El suministro de alimentos inocuos y de buena calidad es un derecho del consumidor y una cuestión clave para el comercio y el desarrollo agrícola sostenible. Las Directrices de las Naciones Unidas para la protección del consumidor facilitaron un marco para la elaboración de las políticas y la legislación de los Gobiernos e instaron a la aprobación de las normas del Codex. Para que los países en desarrollo puedan participar en las actividades internacionales de normalización, el Grupo de Control Alimentario y Protección del Consumidor proporciona asistencia para mejorar los sistemas nacionales de control de los alimentos.
En los últimos 50 años los progresos realizados en la ciencia y la tecnología de la agricultura y de los alimentos han tenido profundas repercusiones en la producción, elaboración, almacenamiento, distribución y consumo de lo; alimentos. Estos cambios, sumados a la contaminación ambiental, han aumentado la preocupación del público por la calidad e inocuidad de los alimentos. La rápida expansión de los sistemas internacionales de distribución de alimentos y del comercio aumenta el potencial de difusión de las enfermedades trasmitidas por los alimentos y de la zoonosis.
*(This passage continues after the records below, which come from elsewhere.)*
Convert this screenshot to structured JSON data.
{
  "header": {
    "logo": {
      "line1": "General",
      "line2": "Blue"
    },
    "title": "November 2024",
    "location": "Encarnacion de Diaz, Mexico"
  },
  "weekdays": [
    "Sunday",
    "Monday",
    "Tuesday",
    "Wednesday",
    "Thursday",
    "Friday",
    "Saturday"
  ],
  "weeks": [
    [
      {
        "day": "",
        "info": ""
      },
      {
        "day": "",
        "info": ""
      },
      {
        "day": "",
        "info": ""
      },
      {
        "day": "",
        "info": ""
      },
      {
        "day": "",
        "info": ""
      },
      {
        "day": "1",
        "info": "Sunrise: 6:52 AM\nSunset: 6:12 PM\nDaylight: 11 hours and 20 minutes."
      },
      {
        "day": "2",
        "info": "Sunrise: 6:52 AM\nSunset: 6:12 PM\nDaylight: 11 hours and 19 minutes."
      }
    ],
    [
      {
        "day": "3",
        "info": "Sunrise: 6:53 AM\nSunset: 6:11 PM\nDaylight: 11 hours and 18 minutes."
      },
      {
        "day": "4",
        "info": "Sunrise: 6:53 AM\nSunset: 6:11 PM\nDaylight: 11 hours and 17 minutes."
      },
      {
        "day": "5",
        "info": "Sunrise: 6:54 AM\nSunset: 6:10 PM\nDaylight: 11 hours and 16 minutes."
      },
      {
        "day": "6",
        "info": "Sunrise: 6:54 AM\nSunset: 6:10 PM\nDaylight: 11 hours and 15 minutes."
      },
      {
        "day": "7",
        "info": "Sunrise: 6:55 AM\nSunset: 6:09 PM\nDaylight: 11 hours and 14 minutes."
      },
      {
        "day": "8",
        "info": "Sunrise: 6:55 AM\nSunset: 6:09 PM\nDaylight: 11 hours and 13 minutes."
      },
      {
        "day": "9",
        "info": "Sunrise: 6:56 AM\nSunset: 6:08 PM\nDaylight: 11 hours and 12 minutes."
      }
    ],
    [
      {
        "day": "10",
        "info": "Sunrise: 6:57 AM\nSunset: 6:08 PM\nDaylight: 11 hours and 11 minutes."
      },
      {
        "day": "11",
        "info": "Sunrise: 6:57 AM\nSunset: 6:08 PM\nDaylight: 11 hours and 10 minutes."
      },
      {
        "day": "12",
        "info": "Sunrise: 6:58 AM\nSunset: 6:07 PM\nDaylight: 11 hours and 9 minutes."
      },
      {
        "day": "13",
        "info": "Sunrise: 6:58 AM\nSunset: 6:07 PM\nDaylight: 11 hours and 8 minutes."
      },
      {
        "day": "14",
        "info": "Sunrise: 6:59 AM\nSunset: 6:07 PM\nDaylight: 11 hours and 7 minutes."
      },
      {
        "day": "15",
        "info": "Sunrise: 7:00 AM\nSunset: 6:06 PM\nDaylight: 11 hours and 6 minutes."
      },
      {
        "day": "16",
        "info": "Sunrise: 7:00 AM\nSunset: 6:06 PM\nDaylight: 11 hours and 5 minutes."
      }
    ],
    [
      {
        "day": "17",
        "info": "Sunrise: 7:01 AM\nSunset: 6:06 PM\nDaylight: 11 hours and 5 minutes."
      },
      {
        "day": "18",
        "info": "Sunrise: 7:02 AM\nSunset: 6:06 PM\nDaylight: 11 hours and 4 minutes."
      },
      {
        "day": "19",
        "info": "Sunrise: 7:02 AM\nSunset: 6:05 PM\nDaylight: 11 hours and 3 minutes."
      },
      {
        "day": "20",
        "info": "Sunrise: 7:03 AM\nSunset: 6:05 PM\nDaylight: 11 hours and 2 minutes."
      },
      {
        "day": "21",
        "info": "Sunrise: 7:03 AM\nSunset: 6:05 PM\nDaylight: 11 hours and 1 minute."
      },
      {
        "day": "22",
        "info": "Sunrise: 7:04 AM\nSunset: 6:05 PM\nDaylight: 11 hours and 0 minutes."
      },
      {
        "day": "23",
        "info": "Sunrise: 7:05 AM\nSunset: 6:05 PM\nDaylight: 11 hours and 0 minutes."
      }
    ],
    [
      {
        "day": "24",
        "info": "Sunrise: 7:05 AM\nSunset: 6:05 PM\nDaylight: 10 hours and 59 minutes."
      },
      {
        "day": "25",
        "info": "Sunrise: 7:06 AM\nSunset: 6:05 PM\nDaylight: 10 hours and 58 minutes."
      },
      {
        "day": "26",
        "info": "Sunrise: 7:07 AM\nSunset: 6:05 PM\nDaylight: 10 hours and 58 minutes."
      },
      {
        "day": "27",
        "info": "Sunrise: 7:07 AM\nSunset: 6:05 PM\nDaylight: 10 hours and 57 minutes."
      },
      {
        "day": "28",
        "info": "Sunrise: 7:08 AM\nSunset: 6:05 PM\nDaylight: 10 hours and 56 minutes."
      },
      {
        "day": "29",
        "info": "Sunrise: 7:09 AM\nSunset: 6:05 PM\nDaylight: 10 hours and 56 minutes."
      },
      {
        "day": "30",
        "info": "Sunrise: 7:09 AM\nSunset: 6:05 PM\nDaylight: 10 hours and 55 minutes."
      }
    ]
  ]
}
Todos los países necesitan una infraestructura que pueda asegurar la máxima protección del consumidor y promover prácticas leales en el comercio de los alimentos. Dicha infraestructura, acompañada de una inspección y certificación fidedignas de las exportaciones, puede aumentar el valor de los productos exportados. Los componentes fundamentales de un sistema de control de alimentos consisten en leyes y reglamentos, inspección y análisis, certificación y presentación de informes, información, control de la calidad y colaboración. En estas esferas la FAO facilita a los países en desarrollo capacitación y asistencia.
El Comité Mixto FAO/OMS de Expertos en Aditivos Alimentarios (JECFA) se fundó en 1956 para asesorar a los países miembros de la FAO y de la OMS sobre la pureza e inocuidad de los aditivos alimentarios, sustancias químicas que se utilizan para conservar la calidad física y nutricional de los alimentos. El JECFA evalúa también los contaminantes ambientales e industriales y los residuos de sustancias químicas biológicamente activas que se utilizan en la producción agrícola. Los contaminantes (químicos y biológicos) de los alimentos afectan a la salud pública y tienen un efecto económico negativo. En 1975, la FAO, la OMS y el Programa de las Naciones Unidas para el medio ambiente (PNUMA) comenzaron el programa de control de la contaminación de los alimentos.
En muchas ciudades se venden en la calle bebidas y alimentos crudos, cocinados, semielaborados, calientes o fríos. La FAO ha realizado estudios en los países en desarrollo para evaluar la importancia socioeconómica y nutricional de esta actividad. La FAO proyecta ayudar a las autoridades locales a mejorar su infraestructura (por ejemplo, suministro de agua potable, servicio de recolección de residuos y lugar para la higiene personal de los vendedores), a reforzar el control oficial sobre la calidad e inocuidad de los alimentos que se venden, y capacitar en prácticas básicas de higiene a los que manipulan los alimentos.